Wireless Bureau sets final deadline for M-LMS build-outs.
Way back before GPS was so widely available, the Commission created the Multilateration Location and Monitoring Service (M-LMS). Its purpose: keeping track of vehicles. Think operators pinpointing the locations of vehicles around a city (or around the country). M-LMS licenses were auctioned (to a handful of players) in 1999 and 2001. But in the decade-plus since, no M-LMS licensee has provided commercial service.
Attentive readers may recall that one licensee, Progeny/NextNav, obtained a waiver to provide non-vehicular location service (e.g.,a cell phone tracking service). And Progeny/NextNav has also announced plans to offer E911 location based service and mobile advertising. But vehicle location? Nada. Readers may also recall that, while the FCC invited comments on proposals to expand permissible uses of the service back in 2006, earlier this year it shut that proceeding down without taking any action.
As initially granted way back when, M-LMS licenses were subject to both interim and end-of-term construction deadlines. Since then, however, the FCC has generously and repeatedly provided extensions of time (at least seven additional years!) for construction, mostly in response to licensees’ assertions that no M-LMS equipment was commercially available.
In August, the Wireless Telecommunications Bureau signaled that the days of liberal extensions are now over.
The announcement occurred in an order addressing what will likely be the final round of extension requests. The Bureau has granted those requests, but with a caveat: licensees (other than Progeny, which has a separate extension/waiver request still pending) must finish building by September 4, 2016 (the new mid-term construction deadline) and September 4, 2018 (the new end-of-term construction deadline). The Bureau’s message could not be more clear: “The Bureau will not consider future requests for waiver or extension of either the interim or end-of-term construction deadline based on claims related to lack of equipment.”

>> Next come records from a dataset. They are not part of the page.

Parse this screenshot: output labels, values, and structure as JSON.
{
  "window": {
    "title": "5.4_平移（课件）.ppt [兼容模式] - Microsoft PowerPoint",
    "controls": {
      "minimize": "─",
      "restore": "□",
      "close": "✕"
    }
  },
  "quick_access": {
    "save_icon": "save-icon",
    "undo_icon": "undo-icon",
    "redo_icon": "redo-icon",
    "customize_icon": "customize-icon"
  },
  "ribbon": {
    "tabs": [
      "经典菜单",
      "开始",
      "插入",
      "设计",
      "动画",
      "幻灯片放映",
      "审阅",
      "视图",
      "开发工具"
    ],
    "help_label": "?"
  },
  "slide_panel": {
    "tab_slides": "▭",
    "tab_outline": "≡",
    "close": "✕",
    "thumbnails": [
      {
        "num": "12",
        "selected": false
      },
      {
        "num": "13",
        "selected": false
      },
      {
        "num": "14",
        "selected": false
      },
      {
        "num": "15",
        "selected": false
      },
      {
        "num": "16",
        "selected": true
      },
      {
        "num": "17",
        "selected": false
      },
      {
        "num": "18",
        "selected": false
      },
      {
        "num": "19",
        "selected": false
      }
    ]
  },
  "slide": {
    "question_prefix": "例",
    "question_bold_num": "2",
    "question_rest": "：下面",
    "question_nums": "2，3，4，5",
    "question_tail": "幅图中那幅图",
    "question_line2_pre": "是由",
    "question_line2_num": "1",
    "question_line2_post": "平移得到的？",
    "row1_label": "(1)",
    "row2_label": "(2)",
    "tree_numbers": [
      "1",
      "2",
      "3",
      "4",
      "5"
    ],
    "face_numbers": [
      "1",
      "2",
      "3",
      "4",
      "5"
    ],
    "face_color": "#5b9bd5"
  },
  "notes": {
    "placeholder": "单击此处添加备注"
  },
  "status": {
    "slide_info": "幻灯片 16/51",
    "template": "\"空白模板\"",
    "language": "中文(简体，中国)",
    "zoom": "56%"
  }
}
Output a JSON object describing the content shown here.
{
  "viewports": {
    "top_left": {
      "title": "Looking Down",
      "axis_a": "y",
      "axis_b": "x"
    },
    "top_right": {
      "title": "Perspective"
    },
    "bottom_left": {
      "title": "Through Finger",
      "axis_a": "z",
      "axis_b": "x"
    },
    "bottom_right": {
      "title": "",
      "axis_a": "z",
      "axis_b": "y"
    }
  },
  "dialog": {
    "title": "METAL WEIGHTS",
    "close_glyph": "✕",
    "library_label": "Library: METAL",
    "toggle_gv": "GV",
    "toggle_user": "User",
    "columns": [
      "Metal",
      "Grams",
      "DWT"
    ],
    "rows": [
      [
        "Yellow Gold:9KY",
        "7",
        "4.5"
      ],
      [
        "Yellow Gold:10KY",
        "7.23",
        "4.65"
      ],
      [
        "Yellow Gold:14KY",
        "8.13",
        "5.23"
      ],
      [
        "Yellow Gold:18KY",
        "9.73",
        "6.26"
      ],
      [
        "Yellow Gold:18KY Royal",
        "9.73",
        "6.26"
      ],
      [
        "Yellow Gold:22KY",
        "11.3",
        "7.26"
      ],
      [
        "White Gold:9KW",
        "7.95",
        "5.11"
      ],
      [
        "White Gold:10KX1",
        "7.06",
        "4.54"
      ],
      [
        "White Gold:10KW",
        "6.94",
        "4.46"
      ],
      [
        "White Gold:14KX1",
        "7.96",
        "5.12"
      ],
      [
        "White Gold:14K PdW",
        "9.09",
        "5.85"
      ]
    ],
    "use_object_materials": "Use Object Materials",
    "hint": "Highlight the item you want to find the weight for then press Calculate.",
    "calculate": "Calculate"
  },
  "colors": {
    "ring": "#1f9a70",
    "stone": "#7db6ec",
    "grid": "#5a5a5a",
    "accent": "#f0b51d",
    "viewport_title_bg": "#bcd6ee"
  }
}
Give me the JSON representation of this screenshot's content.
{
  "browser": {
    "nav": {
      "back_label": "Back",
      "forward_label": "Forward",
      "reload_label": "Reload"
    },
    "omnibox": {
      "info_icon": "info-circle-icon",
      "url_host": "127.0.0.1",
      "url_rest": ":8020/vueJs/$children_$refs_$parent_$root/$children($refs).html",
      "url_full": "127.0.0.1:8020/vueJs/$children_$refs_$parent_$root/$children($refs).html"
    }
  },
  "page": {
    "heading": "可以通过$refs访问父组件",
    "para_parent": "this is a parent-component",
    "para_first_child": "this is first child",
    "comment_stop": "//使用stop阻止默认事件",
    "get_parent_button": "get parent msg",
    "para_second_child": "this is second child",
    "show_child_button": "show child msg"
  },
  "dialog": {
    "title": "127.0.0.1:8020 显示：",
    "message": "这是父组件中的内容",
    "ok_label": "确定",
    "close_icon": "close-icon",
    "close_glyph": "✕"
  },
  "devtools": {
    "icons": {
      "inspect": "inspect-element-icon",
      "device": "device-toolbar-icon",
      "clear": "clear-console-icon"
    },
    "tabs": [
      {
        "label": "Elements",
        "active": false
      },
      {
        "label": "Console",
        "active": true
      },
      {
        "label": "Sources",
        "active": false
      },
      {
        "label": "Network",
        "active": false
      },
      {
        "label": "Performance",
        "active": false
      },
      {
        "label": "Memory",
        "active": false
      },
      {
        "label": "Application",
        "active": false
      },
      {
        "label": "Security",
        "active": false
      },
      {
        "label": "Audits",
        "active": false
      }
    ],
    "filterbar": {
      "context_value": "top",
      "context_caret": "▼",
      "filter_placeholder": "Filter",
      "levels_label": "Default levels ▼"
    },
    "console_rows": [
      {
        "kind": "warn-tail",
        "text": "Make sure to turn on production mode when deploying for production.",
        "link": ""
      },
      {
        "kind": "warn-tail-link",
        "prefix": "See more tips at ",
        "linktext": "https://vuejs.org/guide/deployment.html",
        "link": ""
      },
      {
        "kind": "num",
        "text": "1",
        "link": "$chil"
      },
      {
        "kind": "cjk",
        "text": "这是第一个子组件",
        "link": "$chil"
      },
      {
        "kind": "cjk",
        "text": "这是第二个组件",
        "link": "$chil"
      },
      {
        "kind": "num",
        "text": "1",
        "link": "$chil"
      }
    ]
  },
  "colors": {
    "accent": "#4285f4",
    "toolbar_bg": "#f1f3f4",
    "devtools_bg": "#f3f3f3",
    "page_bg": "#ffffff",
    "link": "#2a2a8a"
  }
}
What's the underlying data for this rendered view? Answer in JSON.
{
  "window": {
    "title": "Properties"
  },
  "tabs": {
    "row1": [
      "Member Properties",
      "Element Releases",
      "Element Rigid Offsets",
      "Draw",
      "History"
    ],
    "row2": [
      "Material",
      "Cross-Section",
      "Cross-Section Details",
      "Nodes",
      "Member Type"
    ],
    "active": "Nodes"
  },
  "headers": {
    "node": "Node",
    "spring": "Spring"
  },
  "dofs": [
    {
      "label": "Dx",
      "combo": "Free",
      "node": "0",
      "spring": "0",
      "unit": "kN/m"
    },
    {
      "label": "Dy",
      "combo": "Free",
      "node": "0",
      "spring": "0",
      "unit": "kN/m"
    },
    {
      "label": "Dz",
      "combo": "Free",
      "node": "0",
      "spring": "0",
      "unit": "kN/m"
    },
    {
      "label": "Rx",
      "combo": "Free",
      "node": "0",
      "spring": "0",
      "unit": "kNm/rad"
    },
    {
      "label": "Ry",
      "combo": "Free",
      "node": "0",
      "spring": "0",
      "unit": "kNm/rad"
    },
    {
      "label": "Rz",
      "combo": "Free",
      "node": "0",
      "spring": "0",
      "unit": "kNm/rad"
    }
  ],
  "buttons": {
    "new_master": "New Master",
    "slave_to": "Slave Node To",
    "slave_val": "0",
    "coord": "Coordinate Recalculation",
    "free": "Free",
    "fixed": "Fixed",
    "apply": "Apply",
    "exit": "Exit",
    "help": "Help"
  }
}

With their (presumably) one last extension, M-LMS licensees will be expected “to make appropriate business decisions regarding their M-LMS licenses, including deployment of services or, if necessary, engage in secondary market transactions.” And if the equipment market doesn’t develop “consistent with M-LMS licensees’ chosen business plans”, tough: “licensees will nonetheless be subject to the construction requirements.”
Several licensees have petitioned for reconsideration, arguing that the 2016/2018 deadlines don’t give them enough time and that the Commission’s threat (or is it a promise?) to terminate their licenses is “Draconian” (capital letter actually used). One petitioner is asking for five- and ten-year extensions of the mid-term and end-of-term constructions deadlines because, according to this licensee, the Commission’s decision essentially ignores the realities of business planning. Another licensee agrees that the latest extension is inadequate, but argues that it deserves more extra time than the others because it supposedly has done more than the others towards developing intelligent transport systems.
So where does that leave us? Effective spectrum management generally calls for the regulator to maximize use of spectrum and not allow spectrum to remain fallow. In this instance, the frequency band assigned for M-LMS use – 902-928 MHz – is already well-used and effectively shared among a number of non-M-LMS services: on a primary basis, by Federal radiolocation and Part 18 Industrial Scientific and Medical (ISM) users; on a secondary basis, by other Federal government users and amateur radio; and on an unlicensed basis, by hundreds of millions of devices. While Progeny has made at least the minimum efforts to build out its network, the remaining licensees appear to have made no efforts to build. This raises the question of just how much time is “reasonable” for licensees to develop and build systems, and how much regulatory certainty should be given to co-sharers of spectrum. The Commission now has a chance to address that question for M-LMS. We shall see what happen. Check back here for updates.